Interventions to improve mental health and wellness, as well as to prevent mental illness, are provided in a number of contexts and services, including the health sector. Planning, prioritizing, implementing, and measuring outcomes can be challenging due to its complexity. The emphasis of interventions and the manner in which they are provided can be described in a variety of ways. It's usually divided into three categories: promotion, prevention, and early intervention. It is also divided into three categories: primary, secondary, and tertiary prevention.
1-Promotion of mental health
Enhancing social, emotional, and mental wellness and quality of life is the goal of mental health and wellbeing promotion. Initiatives can involve whole populations, specific groups, or individuals, and they can take place in any context. It applies to everyone, even those who are suffering from or recovering from a mental illness. The Ottawa Charter for Health Promotion, which gives a fair overview of the spectrum of relevant activities, has been used to guide most of the international mental health promotion effort.
There are solutions appropriate for the entire community and especially for persons living with a diagnosed mental illness within each of the five platforms of the Ottawa Charter.
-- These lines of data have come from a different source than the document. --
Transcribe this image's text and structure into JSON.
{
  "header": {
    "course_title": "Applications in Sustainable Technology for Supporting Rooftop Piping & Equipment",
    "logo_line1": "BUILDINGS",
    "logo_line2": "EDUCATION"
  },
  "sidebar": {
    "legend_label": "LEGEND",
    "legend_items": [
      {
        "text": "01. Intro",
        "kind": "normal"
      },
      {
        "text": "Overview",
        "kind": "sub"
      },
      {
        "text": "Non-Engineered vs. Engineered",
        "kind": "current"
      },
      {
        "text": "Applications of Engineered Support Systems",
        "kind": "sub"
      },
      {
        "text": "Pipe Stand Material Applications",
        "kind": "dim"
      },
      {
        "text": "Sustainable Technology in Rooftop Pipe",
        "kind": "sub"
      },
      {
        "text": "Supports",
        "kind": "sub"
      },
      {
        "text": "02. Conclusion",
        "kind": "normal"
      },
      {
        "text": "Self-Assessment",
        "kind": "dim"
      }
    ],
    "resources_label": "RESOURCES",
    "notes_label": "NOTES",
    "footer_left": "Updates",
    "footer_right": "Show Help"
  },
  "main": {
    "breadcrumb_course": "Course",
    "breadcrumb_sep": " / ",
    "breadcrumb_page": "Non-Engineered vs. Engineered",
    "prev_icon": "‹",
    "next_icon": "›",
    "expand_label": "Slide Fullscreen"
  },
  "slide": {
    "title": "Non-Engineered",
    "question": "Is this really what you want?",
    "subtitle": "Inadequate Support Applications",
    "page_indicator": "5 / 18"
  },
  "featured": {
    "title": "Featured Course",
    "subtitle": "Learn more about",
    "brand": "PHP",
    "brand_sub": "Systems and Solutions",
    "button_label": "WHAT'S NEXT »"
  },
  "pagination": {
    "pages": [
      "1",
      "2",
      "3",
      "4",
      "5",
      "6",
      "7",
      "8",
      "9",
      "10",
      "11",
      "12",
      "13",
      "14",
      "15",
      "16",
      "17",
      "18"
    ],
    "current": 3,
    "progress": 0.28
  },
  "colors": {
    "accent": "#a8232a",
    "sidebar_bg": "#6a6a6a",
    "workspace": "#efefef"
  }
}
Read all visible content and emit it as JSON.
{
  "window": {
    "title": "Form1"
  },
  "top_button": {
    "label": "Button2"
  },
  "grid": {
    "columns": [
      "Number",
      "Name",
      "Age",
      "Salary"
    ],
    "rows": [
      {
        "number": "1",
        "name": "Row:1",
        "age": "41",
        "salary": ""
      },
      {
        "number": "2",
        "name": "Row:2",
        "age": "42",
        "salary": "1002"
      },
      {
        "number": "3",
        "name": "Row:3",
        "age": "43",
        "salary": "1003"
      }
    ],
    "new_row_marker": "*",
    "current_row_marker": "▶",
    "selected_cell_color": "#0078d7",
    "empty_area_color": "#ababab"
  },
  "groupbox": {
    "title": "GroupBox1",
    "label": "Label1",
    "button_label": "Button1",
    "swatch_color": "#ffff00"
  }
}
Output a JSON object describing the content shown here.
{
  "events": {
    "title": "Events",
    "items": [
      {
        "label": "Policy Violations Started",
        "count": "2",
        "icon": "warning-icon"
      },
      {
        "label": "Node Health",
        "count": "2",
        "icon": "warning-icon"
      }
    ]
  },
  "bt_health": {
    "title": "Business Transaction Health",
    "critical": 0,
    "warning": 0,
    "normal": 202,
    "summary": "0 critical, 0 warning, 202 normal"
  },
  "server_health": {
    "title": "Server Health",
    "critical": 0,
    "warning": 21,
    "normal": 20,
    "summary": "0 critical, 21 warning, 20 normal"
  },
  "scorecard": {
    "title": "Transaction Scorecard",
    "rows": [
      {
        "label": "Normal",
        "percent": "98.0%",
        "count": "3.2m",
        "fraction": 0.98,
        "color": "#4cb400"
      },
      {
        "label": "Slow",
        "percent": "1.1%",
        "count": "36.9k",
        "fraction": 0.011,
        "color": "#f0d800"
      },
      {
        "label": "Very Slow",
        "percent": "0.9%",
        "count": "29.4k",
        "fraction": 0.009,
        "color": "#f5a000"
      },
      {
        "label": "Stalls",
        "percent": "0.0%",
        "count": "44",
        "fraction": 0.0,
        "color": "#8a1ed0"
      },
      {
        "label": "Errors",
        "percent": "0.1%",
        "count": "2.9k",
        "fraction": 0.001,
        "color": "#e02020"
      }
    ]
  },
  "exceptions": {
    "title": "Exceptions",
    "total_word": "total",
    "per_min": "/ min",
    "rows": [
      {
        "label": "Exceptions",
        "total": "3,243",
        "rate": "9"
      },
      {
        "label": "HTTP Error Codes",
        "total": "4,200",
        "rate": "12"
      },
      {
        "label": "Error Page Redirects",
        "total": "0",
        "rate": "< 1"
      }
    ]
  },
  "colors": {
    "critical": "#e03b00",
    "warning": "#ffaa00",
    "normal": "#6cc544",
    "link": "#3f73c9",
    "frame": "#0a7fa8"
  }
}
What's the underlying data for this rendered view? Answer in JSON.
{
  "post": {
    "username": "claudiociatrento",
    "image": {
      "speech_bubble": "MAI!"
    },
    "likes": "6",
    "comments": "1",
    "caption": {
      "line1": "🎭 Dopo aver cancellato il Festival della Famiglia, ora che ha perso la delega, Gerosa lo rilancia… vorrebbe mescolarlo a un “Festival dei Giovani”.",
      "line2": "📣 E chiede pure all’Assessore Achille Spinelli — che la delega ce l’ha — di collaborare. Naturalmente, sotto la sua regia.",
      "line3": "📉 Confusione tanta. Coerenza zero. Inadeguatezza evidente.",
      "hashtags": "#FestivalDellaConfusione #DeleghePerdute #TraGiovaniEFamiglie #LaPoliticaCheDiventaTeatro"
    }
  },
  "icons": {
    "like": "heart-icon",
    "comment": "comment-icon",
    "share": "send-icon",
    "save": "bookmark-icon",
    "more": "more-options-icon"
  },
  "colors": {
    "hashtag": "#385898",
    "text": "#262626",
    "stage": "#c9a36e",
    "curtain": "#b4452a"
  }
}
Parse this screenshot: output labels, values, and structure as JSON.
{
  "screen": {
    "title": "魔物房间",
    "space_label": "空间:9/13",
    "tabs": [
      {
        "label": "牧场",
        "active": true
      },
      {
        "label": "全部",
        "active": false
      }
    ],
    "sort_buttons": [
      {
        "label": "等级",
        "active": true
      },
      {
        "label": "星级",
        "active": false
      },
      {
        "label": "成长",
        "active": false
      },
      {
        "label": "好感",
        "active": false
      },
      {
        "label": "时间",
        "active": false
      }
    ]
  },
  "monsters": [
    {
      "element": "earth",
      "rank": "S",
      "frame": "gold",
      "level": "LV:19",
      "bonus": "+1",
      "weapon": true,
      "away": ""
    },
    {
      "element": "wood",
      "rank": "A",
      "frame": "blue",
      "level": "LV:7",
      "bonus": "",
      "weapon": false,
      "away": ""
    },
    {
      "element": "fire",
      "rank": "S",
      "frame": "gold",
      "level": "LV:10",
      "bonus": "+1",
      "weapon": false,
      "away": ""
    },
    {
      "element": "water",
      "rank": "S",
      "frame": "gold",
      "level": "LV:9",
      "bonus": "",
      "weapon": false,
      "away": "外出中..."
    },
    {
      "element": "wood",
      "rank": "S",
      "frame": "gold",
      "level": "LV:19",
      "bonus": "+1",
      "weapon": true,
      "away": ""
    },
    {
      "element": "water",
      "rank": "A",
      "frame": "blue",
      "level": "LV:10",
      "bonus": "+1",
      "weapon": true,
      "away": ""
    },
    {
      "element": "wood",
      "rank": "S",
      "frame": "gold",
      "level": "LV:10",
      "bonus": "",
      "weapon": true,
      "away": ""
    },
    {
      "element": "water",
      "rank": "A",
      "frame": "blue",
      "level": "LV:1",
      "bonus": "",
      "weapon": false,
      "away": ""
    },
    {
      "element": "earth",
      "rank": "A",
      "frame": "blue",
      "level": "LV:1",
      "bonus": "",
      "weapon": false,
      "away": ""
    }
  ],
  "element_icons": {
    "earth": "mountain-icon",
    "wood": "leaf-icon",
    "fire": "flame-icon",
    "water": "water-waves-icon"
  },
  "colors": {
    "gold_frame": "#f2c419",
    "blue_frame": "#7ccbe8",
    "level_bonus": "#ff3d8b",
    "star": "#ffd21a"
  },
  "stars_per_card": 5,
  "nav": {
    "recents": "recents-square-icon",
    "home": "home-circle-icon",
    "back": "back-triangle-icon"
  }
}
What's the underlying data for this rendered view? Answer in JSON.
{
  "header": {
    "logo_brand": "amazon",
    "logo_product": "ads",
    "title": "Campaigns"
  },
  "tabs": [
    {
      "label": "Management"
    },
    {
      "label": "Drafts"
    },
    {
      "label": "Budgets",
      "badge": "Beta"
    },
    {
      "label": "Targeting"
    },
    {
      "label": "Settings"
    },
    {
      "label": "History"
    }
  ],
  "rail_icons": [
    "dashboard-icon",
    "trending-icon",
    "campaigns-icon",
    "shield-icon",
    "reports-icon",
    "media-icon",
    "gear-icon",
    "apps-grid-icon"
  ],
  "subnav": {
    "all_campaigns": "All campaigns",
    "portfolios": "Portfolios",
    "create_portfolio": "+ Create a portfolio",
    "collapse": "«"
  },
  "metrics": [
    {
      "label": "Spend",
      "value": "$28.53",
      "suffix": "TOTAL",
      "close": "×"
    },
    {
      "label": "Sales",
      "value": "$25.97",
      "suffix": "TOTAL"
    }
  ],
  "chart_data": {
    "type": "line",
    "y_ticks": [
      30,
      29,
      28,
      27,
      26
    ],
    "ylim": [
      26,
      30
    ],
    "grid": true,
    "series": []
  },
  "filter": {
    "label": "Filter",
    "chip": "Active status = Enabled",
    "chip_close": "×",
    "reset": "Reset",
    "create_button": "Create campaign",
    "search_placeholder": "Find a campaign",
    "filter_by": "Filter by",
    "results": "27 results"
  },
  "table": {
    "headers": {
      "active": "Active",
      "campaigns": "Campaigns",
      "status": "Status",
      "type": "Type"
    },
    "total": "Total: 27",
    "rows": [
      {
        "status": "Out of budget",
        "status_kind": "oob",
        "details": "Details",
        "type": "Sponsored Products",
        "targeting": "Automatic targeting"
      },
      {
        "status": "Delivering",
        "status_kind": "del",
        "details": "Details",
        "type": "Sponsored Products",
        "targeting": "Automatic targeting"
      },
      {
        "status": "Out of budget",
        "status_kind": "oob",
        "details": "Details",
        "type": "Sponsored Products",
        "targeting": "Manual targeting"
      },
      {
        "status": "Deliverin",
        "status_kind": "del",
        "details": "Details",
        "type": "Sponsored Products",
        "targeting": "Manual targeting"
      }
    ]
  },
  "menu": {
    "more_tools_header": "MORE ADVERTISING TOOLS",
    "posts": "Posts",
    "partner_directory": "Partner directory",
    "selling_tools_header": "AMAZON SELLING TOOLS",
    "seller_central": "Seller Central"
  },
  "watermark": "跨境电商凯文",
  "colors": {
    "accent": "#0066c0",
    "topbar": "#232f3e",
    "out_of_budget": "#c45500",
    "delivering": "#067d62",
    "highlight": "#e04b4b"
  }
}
Here are some examples of strategies:
Stigma reduction, social inclusion, human rights, transportation, medical care, and crime prevention are examples of healthy public policy.
Creating supportive environments – for example, anti-bullying programmes in schools and workplaces, family strengthening, mentoring and peer support for young people, supported housing, peer support for people with mental illness, and assisting people with mental illness to return to school or work.
Community-based suicide prevention, drought relief in rural regions, consumer-led initiatives, and consumer advocacy are examples of how communities may be strengthened to take action.
Personal skill development - for example, life skills training, mental health and illness literacy, parenting skills, emotion control, and employment training.
Reorienting services to a promotion and preventive mindset — for example, services that can respond in a timely, age- and culturally appropriate manner.
Prevention treatments aim to reduce risk factors while also strengthening protective aspects linked to mental illness. These risk and protective variables manifest themselves in everyday life. Perinatal effects; family connections and the home; schools and workplaces; all forms of interpersonal interactions; sports, art, and recreation activities; media influences; social and cultural activities; individual physical health; and community physical, social, and economic health. Prevention activities, including mental health and wellness promotion, are important to all people, regardless of their mental health condition. The intervention's focus, on the other hand, varies depending on whether it happens before the start of disease (primary prevention), during an episode of illness (secondary prevention), or after an incident of illness (post-episode prevention) (tertiary prevention)
The entire community should be targeted (universal)
Target groups that have been identified as being at higher risk (selected) or
Identify high-risk individuals who may be exhibiting early indications of mental illness (indicated).
Early intervention initiatives and tactics, such as early identification and treatment, are designed to reduce the severity and duration of a disease. These procedures can take place at any age, from infancy to old age. Intervention happens early in the route to mental illness, which is what sets it apart.
Early intervention refers to therapies that are tailored to persons who are exhibiting early indications and symptoms of mental illness and are especially targeted at them. Early intervention, by definition, is a type of preventative action that encompasses both primary and secondary prevention. Interventions can include the following:
Treatment focused on persons having a first episode of mental illness secondary prevention); and
Prevention focused on individuals beginning to display the early indications and symptoms of a problem (indicated primary prevention).
Interventions and methods aimed at reducing the negative effects of mental illness on a person's life, such as rehabilitation and relapse prevention. It also involves measures to guarantee that people have access to community resources including housing, work, and social connections.